In the digital era, large amounts of data are collected without efficient means to analyze the information, especially in medicine. To solve this problem, a group of scientists, led by Professor Smita Krishnaswamy of Yale University, created SAUCIE (Sparse Autoencoder for Clustering, Imputation, and Embedding), an artificial neural network that evaluates single cell datasets to organize useful information and identify immune response patterns to different pathogens and diseases. In the initial research phase, the researchers used SAUCIE to analyze patients with dengue fever along with a healthy control group from the same region of India; now, SAUCIE is also being used to analyze diseases ranging from diabetes to the flu.
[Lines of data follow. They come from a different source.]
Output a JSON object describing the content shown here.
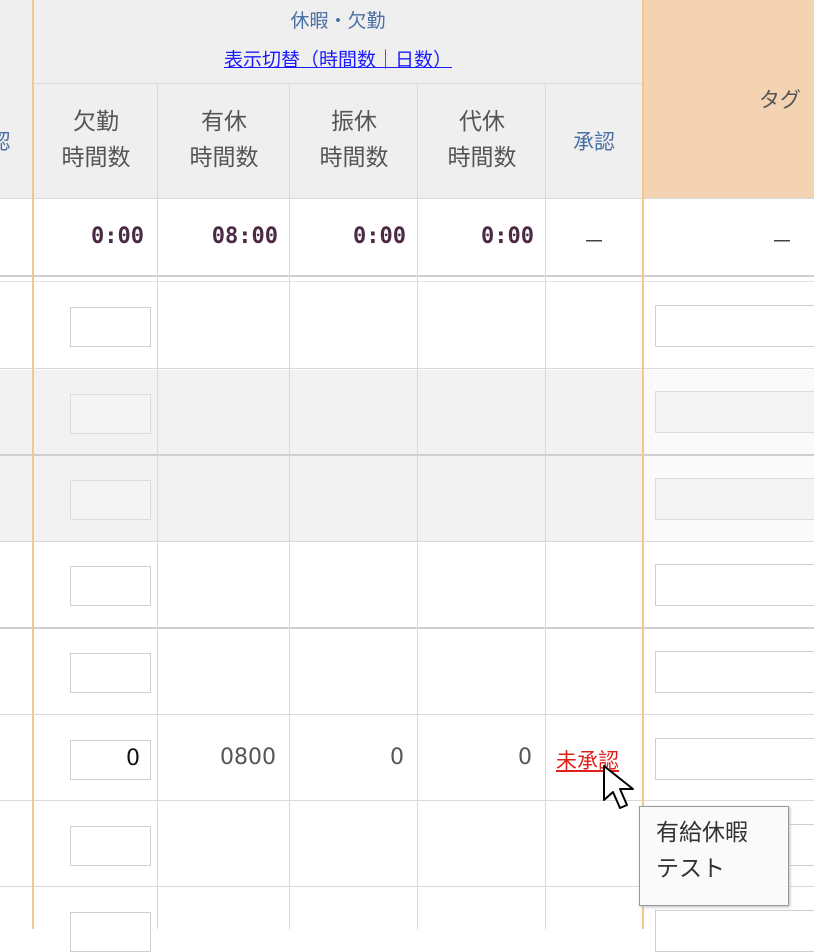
{
  "header": {
    "group_title": "休暇・欠勤",
    "toggle_link": "表示切替（時間数｜日数）",
    "left_cut_char": "認",
    "tag_label": "タグ",
    "columns": [
      {
        "line1": "欠勤",
        "line2": "時間数"
      },
      {
        "line1": "有休",
        "line2": "時間数"
      },
      {
        "line1": "振休",
        "line2": "時間数"
      },
      {
        "line1": "代休",
        "line2": "時間数"
      }
    ],
    "approval_label": "承認"
  },
  "summary": {
    "absence": "0:00",
    "paid_leave": "08:00",
    "transfer": "0:00",
    "compensatory": "0:00",
    "approval": "－",
    "tag": "－"
  },
  "entry": {
    "absence_value": "0",
    "paid_leave": "0800",
    "transfer": "0",
    "compensatory": "0",
    "approval_status": "未承認"
  },
  "tooltip": {
    "line1": "有給休暇",
    "line2": "テスト"
  },
  "colors": {
    "header_bg": "#efefef",
    "tag_header_bg": "#f4d3b3",
    "divider_orange": "#f2c98a",
    "status_red": "#e0201a",
    "link_blue": "#1a1aff",
    "header_blue": "#4a6fa5"
  }
}
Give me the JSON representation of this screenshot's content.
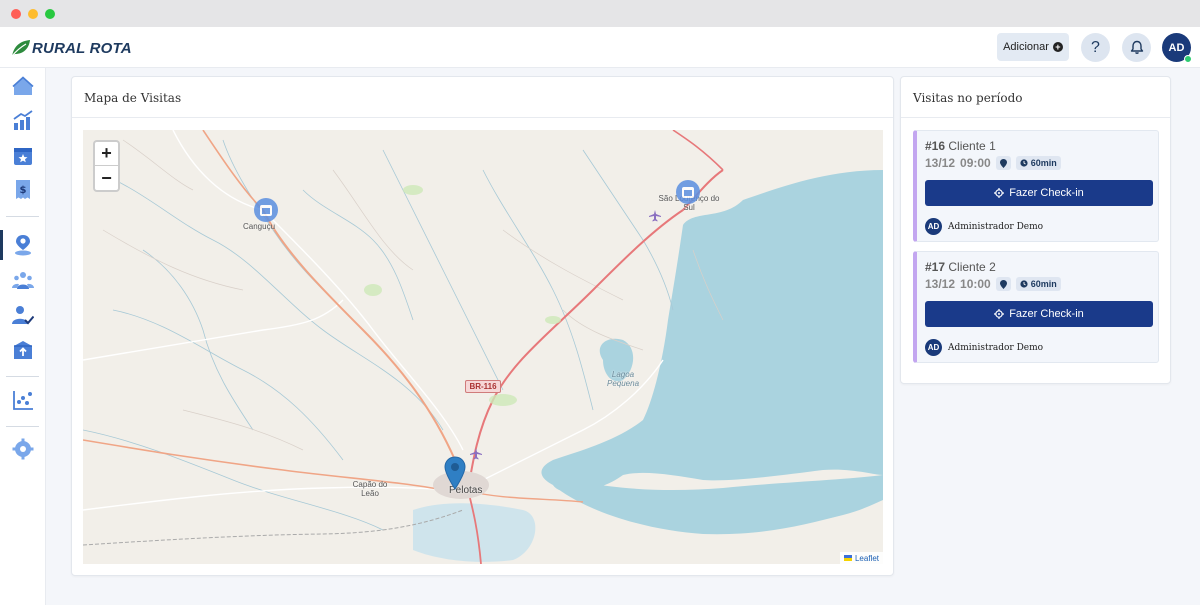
{
  "window": {
    "controls": [
      "close",
      "minimize",
      "maximize"
    ]
  },
  "header": {
    "brand": "RURAL ROTA",
    "add_label": "Adicionar",
    "help_label": "?",
    "avatar_initials": "AD"
  },
  "sidebar": {
    "items": [
      {
        "icon": "home-icon"
      },
      {
        "icon": "chart-up-icon"
      },
      {
        "icon": "calendar-star-icon"
      },
      {
        "icon": "receipt-dollar-icon"
      },
      {
        "icon": "map-user-icon",
        "active": true
      },
      {
        "icon": "users-icon"
      },
      {
        "icon": "user-check-icon"
      },
      {
        "icon": "box-upload-icon"
      },
      {
        "icon": "scatter-chart-icon"
      },
      {
        "icon": "gear-icon"
      }
    ]
  },
  "map_panel": {
    "title": "Mapa de Visitas",
    "zoom_in": "+",
    "zoom_out": "−",
    "labels": {
      "cangucu": "Canguçu",
      "sao_lourenco": "São Lourenço do Sul",
      "lagoa": "Lagoa Pequena",
      "capao": "Capão do Leão",
      "pelotas": "Pelotas"
    },
    "route": "BR-116",
    "attribution": "Leaflet"
  },
  "visits_panel": {
    "title": "Visitas no período",
    "visits": [
      {
        "number": "#16",
        "client": "Cliente 1",
        "date": "13/12",
        "time": "09:00",
        "duration": "60min",
        "checkin_label": "Fazer Check-in",
        "user_initials": "AD",
        "user_name": "Administrador Demo"
      },
      {
        "number": "#17",
        "client": "Cliente 2",
        "date": "13/12",
        "time": "10:00",
        "duration": "60min",
        "checkin_label": "Fazer Check-in",
        "user_initials": "AD",
        "user_name": "Administrador Demo"
      }
    ]
  },
  "colors": {
    "brand": "#1e3a5f",
    "primary_button": "#1a3a8a",
    "visit_accent": "#c3a6f0",
    "sidebar_icon": "#6a9be8",
    "water": "#aad3df",
    "online": "#2ecc71"
  }
}
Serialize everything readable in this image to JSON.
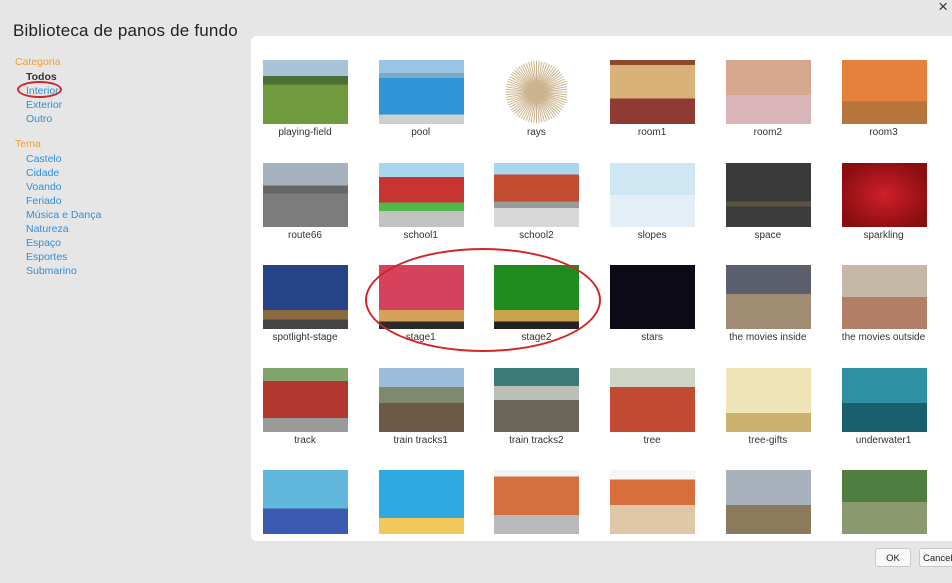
{
  "dialog": {
    "title": "Biblioteca de panos de fundo",
    "close_symbol": "×"
  },
  "sidebar": {
    "category_heading": "Categoria",
    "categories": [
      "Todos",
      "Interior",
      "Exterior",
      "Outro"
    ],
    "selected_category": "Todos",
    "circled_category": "Interior",
    "theme_heading": "Tema",
    "themes": [
      "Castelo",
      "Cidade",
      "Voando",
      "Feriado",
      "Música e Dança",
      "Natureza",
      "Espaço",
      "Esportes",
      "Submarino"
    ]
  },
  "library": {
    "items": [
      {
        "label": "playing-field",
        "thumb": "playing-field"
      },
      {
        "label": "pool",
        "thumb": "pool"
      },
      {
        "label": "rays",
        "thumb": "rays"
      },
      {
        "label": "room1",
        "thumb": "room1"
      },
      {
        "label": "room2",
        "thumb": "room2"
      },
      {
        "label": "room3",
        "thumb": "room3"
      },
      {
        "label": "route66",
        "thumb": "route66"
      },
      {
        "label": "school1",
        "thumb": "school1"
      },
      {
        "label": "school2",
        "thumb": "school2"
      },
      {
        "label": "slopes",
        "thumb": "slopes"
      },
      {
        "label": "space",
        "thumb": "space"
      },
      {
        "label": "sparkling",
        "thumb": "sparkling"
      },
      {
        "label": "spotlight-stage",
        "thumb": "spotlight"
      },
      {
        "label": "stage1",
        "thumb": "stage1"
      },
      {
        "label": "stage2",
        "thumb": "stage2"
      },
      {
        "label": "stars",
        "thumb": "stars"
      },
      {
        "label": "the movies inside",
        "thumb": "movies-in"
      },
      {
        "label": "the movies outside",
        "thumb": "movies-out"
      },
      {
        "label": "track",
        "thumb": "track"
      },
      {
        "label": "train tracks1",
        "thumb": "train1"
      },
      {
        "label": "train tracks2",
        "thumb": "train2"
      },
      {
        "label": "tree",
        "thumb": "tree"
      },
      {
        "label": "tree-gifts",
        "thumb": "tree-gifts"
      },
      {
        "label": "underwater1",
        "thumb": "underwater1"
      },
      {
        "label": "",
        "thumb": "uw2"
      },
      {
        "label": "",
        "thumb": "uw3"
      },
      {
        "label": "",
        "thumb": "urban"
      },
      {
        "label": "",
        "thumb": "urban2"
      },
      {
        "label": "",
        "thumb": "village"
      },
      {
        "label": "",
        "thumb": "woods"
      }
    ],
    "circled_items": [
      "stage1",
      "stage2"
    ]
  },
  "footer": {
    "ok_label": "OK",
    "cancel_label": "Cancel"
  },
  "colors": {
    "accent_orange": "#f2a02b",
    "link_blue": "#2f8fd6",
    "annotation_red": "#d2252a",
    "panel_bg": "#ffffff",
    "dialog_bg": "#e6e6e6"
  }
}
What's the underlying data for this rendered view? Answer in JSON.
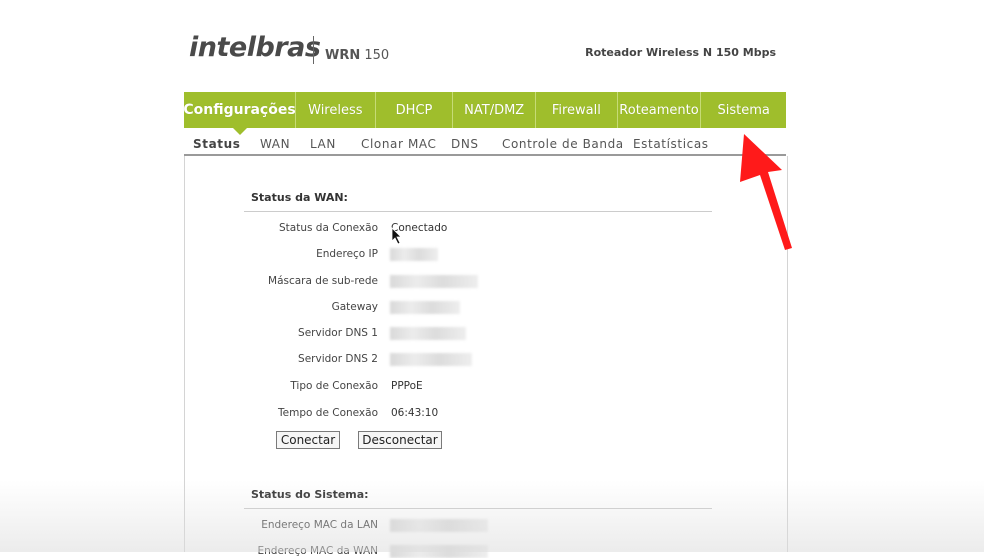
{
  "header": {
    "logo": "intelbras",
    "model_prefix": "WRN",
    "model_number": "150",
    "subtitle": "Roteador Wireless N 150 Mbps"
  },
  "main_nav": [
    {
      "label": "Configurações",
      "active": true
    },
    {
      "label": "Wireless",
      "active": false
    },
    {
      "label": "DHCP",
      "active": false
    },
    {
      "label": "NAT/DMZ",
      "active": false
    },
    {
      "label": "Firewall",
      "active": false
    },
    {
      "label": "Roteamento",
      "active": false
    },
    {
      "label": "Sistema",
      "active": false
    }
  ],
  "sub_nav": [
    {
      "label": "Status",
      "active": true
    },
    {
      "label": "WAN",
      "active": false
    },
    {
      "label": "LAN",
      "active": false
    },
    {
      "label": "Clonar MAC",
      "active": false
    },
    {
      "label": "DNS",
      "active": false
    },
    {
      "label": "Controle de Banda",
      "active": false
    },
    {
      "label": "Estatísticas",
      "active": false
    }
  ],
  "wan_status": {
    "title": "Status da WAN:",
    "rows": [
      {
        "label": "Status da Conexão",
        "value": "Conectado",
        "blurred": false
      },
      {
        "label": "Endereço IP",
        "value": "",
        "blurred": true
      },
      {
        "label": "Máscara de sub-rede",
        "value": "",
        "blurred": true
      },
      {
        "label": "Gateway",
        "value": "",
        "blurred": true
      },
      {
        "label": "Servidor DNS 1",
        "value": "",
        "blurred": true
      },
      {
        "label": "Servidor DNS 2",
        "value": "",
        "blurred": true
      },
      {
        "label": "Tipo de Conexão",
        "value": "PPPoE",
        "blurred": false
      },
      {
        "label": "Tempo de Conexão",
        "value": "06:43:10",
        "blurred": false
      }
    ],
    "connect_button": "Conectar",
    "disconnect_button": "Desconectar"
  },
  "system_status": {
    "title": "Status do Sistema:",
    "rows": [
      {
        "label": "Endereço MAC da LAN",
        "value": "",
        "blurred": true
      },
      {
        "label": "Endereço MAC da WAN",
        "value": "",
        "blurred": true
      }
    ]
  },
  "colors": {
    "nav_green": "#9fbe2c",
    "annotation_arrow": "#ff1a1a"
  },
  "icons": {
    "cursor": "mouse-pointer-icon",
    "annotation": "red-arrow-icon"
  }
}
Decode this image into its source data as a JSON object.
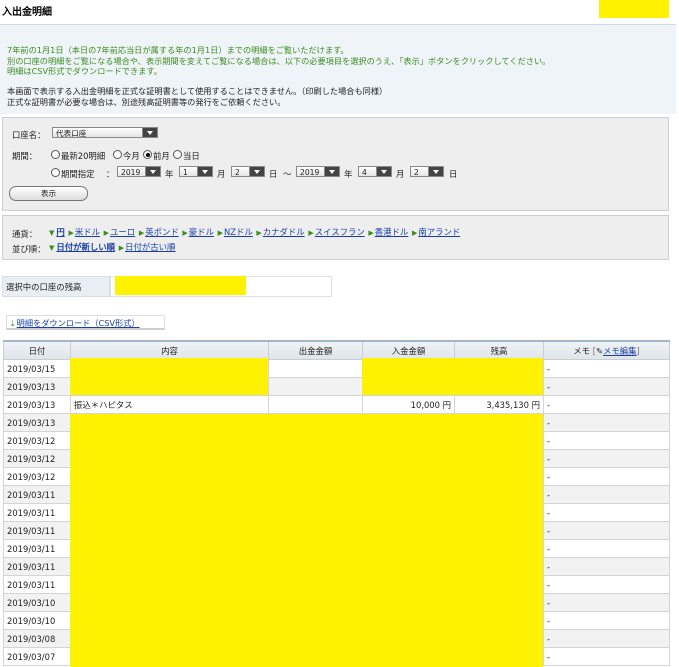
{
  "page": {
    "title": "入出金明細"
  },
  "notice": {
    "lines_green": [
      "7年前の1月1日（本日の7年前応当日が属する年の1月1日）までの明細をご覧いただけます。",
      "別の口座の明細をご覧になる場合や、表示期間を変えてご覧になる場合は、以下の必要項目を選択のうえ、「表示」ボタンをクリックしてください。",
      "明細はCSV形式でダウンロードできます。"
    ],
    "lines_dark": [
      "本画面で表示する入出金明細を正式な証明書として使用することはできません。（印刷した場合も同様）",
      "正式な証明書が必要な場合は、別途残高証明書等の発行をご依頼ください。"
    ]
  },
  "filter": {
    "account_label": "口座名：",
    "account_value": "代表口座",
    "period_label": "期間：",
    "radio_latest20": "最新20明細",
    "radio_this_month": "今月",
    "radio_last_month": "前月",
    "radio_today": "当日",
    "radio_range": "期間指定",
    "range_colon": "：",
    "from_year": "2019",
    "from_month": "1",
    "from_day": "2",
    "to_year": "2019",
    "to_month": "4",
    "to_day": "2",
    "unit_year": "年",
    "unit_month": "月",
    "unit_day": "日",
    "tilde": "～",
    "selected_radio": "前月",
    "show_button": "表示"
  },
  "currency": {
    "label": "通貨：",
    "items": [
      "円",
      "米ドル",
      "ユーロ",
      "英ポンド",
      "豪ドル",
      "NZドル",
      "カナダドル",
      "スイスフラン",
      "香港ドル",
      "南アランド"
    ],
    "selected": "円",
    "sort_label": "並び順：",
    "sort_items": [
      "日付が新しい順",
      "日付が古い順"
    ],
    "sort_selected": "日付が新しい順"
  },
  "balance": {
    "label": "選択中の口座の残高"
  },
  "download": {
    "label": "明細をダウンロード（CSV形式）"
  },
  "table": {
    "headers": {
      "date": "日付",
      "description": "内容",
      "withdrawal": "出金金額",
      "deposit": "入金金額",
      "balance": "残高",
      "memo": "メモ",
      "memo_edit": "メモ編集"
    },
    "rows": [
      {
        "date": "2019/03/15",
        "description": "",
        "withdrawal": "",
        "deposit": "",
        "balance": "",
        "memo": "-"
      },
      {
        "date": "2019/03/13",
        "description": "",
        "withdrawal": "",
        "deposit": "",
        "balance": "",
        "memo": "-"
      },
      {
        "date": "2019/03/13",
        "description": "振込＊ハピタス",
        "withdrawal": "",
        "deposit": "10,000 円",
        "balance": "3,435,130 円",
        "memo": "-"
      },
      {
        "date": "2019/03/13",
        "description": "",
        "withdrawal": "",
        "deposit": "",
        "balance": "",
        "memo": "-"
      },
      {
        "date": "2019/03/12",
        "description": "",
        "withdrawal": "",
        "deposit": "",
        "balance": "",
        "memo": "-"
      },
      {
        "date": "2019/03/12",
        "description": "",
        "withdrawal": "",
        "deposit": "",
        "balance": "",
        "memo": "-"
      },
      {
        "date": "2019/03/12",
        "description": "",
        "withdrawal": "",
        "deposit": "",
        "balance": "",
        "memo": "-"
      },
      {
        "date": "2019/03/11",
        "description": "",
        "withdrawal": "",
        "deposit": "",
        "balance": "",
        "memo": "-"
      },
      {
        "date": "2019/03/11",
        "description": "",
        "withdrawal": "",
        "deposit": "",
        "balance": "",
        "memo": "-"
      },
      {
        "date": "2019/03/11",
        "description": "",
        "withdrawal": "",
        "deposit": "",
        "balance": "",
        "memo": "-"
      },
      {
        "date": "2019/03/11",
        "description": "",
        "withdrawal": "",
        "deposit": "",
        "balance": "",
        "memo": "-"
      },
      {
        "date": "2019/03/11",
        "description": "",
        "withdrawal": "",
        "deposit": "",
        "balance": "",
        "memo": "-"
      },
      {
        "date": "2019/03/11",
        "description": "",
        "withdrawal": "",
        "deposit": "",
        "balance": "",
        "memo": "-"
      },
      {
        "date": "2019/03/10",
        "description": "",
        "withdrawal": "",
        "deposit": "",
        "balance": "",
        "memo": "-"
      },
      {
        "date": "2019/03/10",
        "description": "",
        "withdrawal": "",
        "deposit": "",
        "balance": "",
        "memo": "-"
      },
      {
        "date": "2019/03/08",
        "description": "",
        "withdrawal": "",
        "deposit": "",
        "balance": "",
        "memo": "-"
      },
      {
        "date": "2019/03/07",
        "description": "",
        "withdrawal": "",
        "deposit": "",
        "balance": "",
        "memo": "-"
      }
    ]
  },
  "colors": {
    "redaction": "#fff200",
    "link": "#1a3fa8",
    "green": "#3c8c1e"
  }
}
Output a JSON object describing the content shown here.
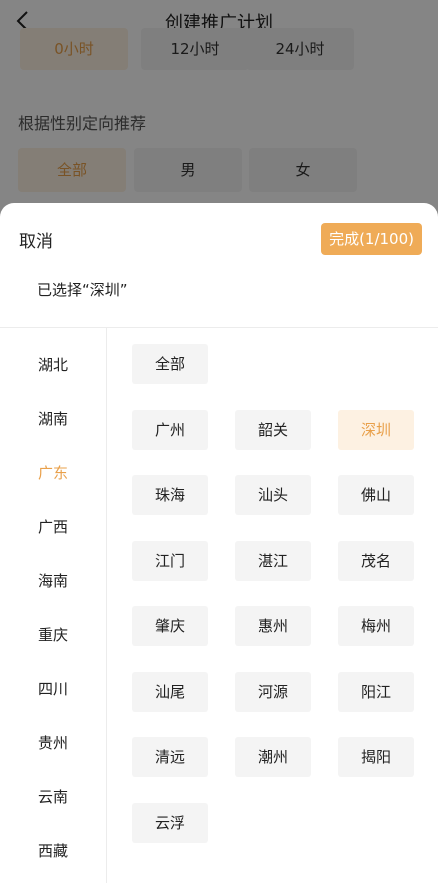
{
  "nav": {
    "title": "创建推广计划",
    "back_icon": "chevron-left-icon"
  },
  "time_options": [
    "0小时",
    "12小时",
    "24小时"
  ],
  "time_selected_index": 0,
  "gender_section_label": "根据性别定向推荐",
  "gender_options": [
    "全部",
    "男",
    "女"
  ],
  "gender_selected_index": 0,
  "sheet": {
    "cancel_label": "取消",
    "done_label": "完成(1/100)",
    "selected_text": "已选择“深圳”"
  },
  "provinces": [
    "湖北",
    "湖南",
    "广东",
    "广西",
    "海南",
    "重庆",
    "四川",
    "贵州",
    "云南",
    "西藏"
  ],
  "active_province": "广东",
  "cities": {
    "all_label": "全部",
    "items": [
      "广州",
      "韶关",
      "深圳",
      "珠海",
      "汕头",
      "佛山",
      "江门",
      "湛江",
      "茂名",
      "肇庆",
      "惠州",
      "梅州",
      "汕尾",
      "河源",
      "阳江",
      "清远",
      "潮州",
      "揭阳",
      "云浮"
    ],
    "selected": [
      "深圳"
    ]
  },
  "colors": {
    "accent": "#efab57",
    "accent_text": "#e9a04a",
    "accent_bg": "#fdf1e2"
  }
}
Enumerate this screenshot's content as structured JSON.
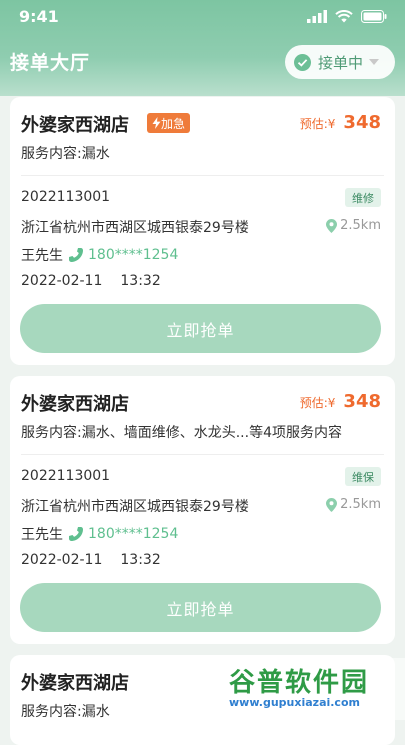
{
  "status": {
    "time": "9:41"
  },
  "header": {
    "title": "接单大厅",
    "toggle_label": "接单中"
  },
  "orders": [
    {
      "shop": "外婆家西湖店",
      "urgent": "加急",
      "estimate_label": "预估:¥",
      "estimate_value": "348",
      "service": "服务内容:漏水",
      "order_no": "2022113001",
      "tag": "维修",
      "address": "浙江省杭州市西湖区城西银泰29号楼",
      "distance": "2.5km",
      "contact_name": "王先生",
      "phone": "180****1254",
      "date": "2022-02-11",
      "time": "13:32",
      "button": "立即抢单"
    },
    {
      "shop": "外婆家西湖店",
      "estimate_label": "预估:¥",
      "estimate_value": "348",
      "service": "服务内容:漏水、墙面维修、水龙头...等4项服务内容",
      "order_no": "2022113001",
      "tag": "维保",
      "address": "浙江省杭州市西湖区城西银泰29号楼",
      "distance": "2.5km",
      "contact_name": "王先生",
      "phone": "180****1254",
      "date": "2022-02-11",
      "time": "13:32",
      "button": "立即抢单"
    },
    {
      "shop": "外婆家西湖店",
      "service": "服务内容:漏水"
    }
  ],
  "watermark": {
    "title": "谷普软件园",
    "url": "www.gupuxiazai.com"
  },
  "colors": {
    "accent": "#7dc5a2",
    "button": "#a7d8be",
    "price": "#ef6a2e",
    "urgent": "#ef7b3a",
    "phone": "#5fbf8f"
  }
}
Neural network machine learning provides an innovative method to create narrow classifications and focus on important data at the cellular level. In addition, SAUCIE is advantageous because it can function unsupervised—it automatically evaluates data without requiring scientists’ supervision. The artificial neural network detects the difference between random and meaningful information, presenting only relevant data to scientists. “This is only the beginning of single cell analysis,” said first-author Matthew Amodio. For a long time, scientists were only able to analyze patients’ blood by taking a physical sample and measuring the average outcome of all the datasets within cells. Now, single cells can be analyzed efficiently, and SAUCIE can be used on whatever single-cell datasets researchers have to improve their analysis. In the future, SAUCIE will be extremely useful in conducting research and shortening the time needed for researchers to evaluate gathered data.